The Libertia (above) produces its white flowers during May and June. It is, I think, L. chilensis but may be L. grandiflora and there is great confusion in the nomenclature of this genus. L. chilensis seems to be, as the name indicates, a Chilean species introduced to New Zealand where it joins several other native species from the genus. It is known in New Zealand and elsewhere as the New Zealand Satin Flower and mikoikoi in Maori. The genus was named after Marie-Anne Libert, a 19th century Belgian botanist. Her own nomenclature appears to be somewhat confused too as she is sometimes known as Anne-Marie Libert.
Our plants came from a small clump I found many years ago on a rubbish dump in Devon and it has proved hardy and easy to grow here. The flowers are attractive to a range of insects. The linear leaves are very tough and make good plant ties. It is said that this toughness made them resistant to grazing by moas, those huge, extinct New Zealand birds of the Dinornithiformes order. This attribute would not perhaps be necessary in Chile, but may have protected them against grazing by rheas, flightless birds (ratites) related to ostriches.
The other new Zealand plant I want to mention today is the wire-netting bush, Corokia cotoneaster or, in Maori, korokio. We have an old plant that flourishes in a south west corner outside the porch. It flowers every year, but has never produced its red berries. It has been used for hedging as it has wiry, contorted twigs suitable for this.
The leaves are brownish green and spoon shaped and it has been claimed that if boiled they provide instant relief from stomach ache.

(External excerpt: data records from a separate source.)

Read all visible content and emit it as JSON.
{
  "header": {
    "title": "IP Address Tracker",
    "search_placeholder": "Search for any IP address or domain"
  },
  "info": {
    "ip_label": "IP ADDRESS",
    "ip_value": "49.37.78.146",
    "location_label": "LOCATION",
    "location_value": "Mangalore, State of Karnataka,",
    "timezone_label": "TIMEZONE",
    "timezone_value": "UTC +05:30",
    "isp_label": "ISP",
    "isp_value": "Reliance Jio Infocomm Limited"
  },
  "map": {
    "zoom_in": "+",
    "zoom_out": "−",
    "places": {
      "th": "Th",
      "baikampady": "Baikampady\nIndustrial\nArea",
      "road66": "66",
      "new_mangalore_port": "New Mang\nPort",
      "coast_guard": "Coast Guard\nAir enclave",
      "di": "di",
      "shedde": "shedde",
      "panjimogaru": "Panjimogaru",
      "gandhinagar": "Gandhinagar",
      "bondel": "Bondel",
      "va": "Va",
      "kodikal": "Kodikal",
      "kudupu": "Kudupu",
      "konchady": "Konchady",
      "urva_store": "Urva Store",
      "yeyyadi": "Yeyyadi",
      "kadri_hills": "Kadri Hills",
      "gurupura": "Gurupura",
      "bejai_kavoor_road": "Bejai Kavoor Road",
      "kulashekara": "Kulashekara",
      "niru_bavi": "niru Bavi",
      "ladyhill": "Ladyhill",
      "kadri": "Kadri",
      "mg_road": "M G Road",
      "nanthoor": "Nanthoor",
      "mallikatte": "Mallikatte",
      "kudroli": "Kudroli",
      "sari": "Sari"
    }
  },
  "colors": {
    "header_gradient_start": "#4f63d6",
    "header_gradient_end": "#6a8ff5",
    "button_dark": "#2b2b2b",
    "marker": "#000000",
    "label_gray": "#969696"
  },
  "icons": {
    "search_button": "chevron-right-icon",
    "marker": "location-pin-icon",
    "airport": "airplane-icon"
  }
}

The wood contains beta-sitosterol, one of the compounds used to lower blood cholesterol.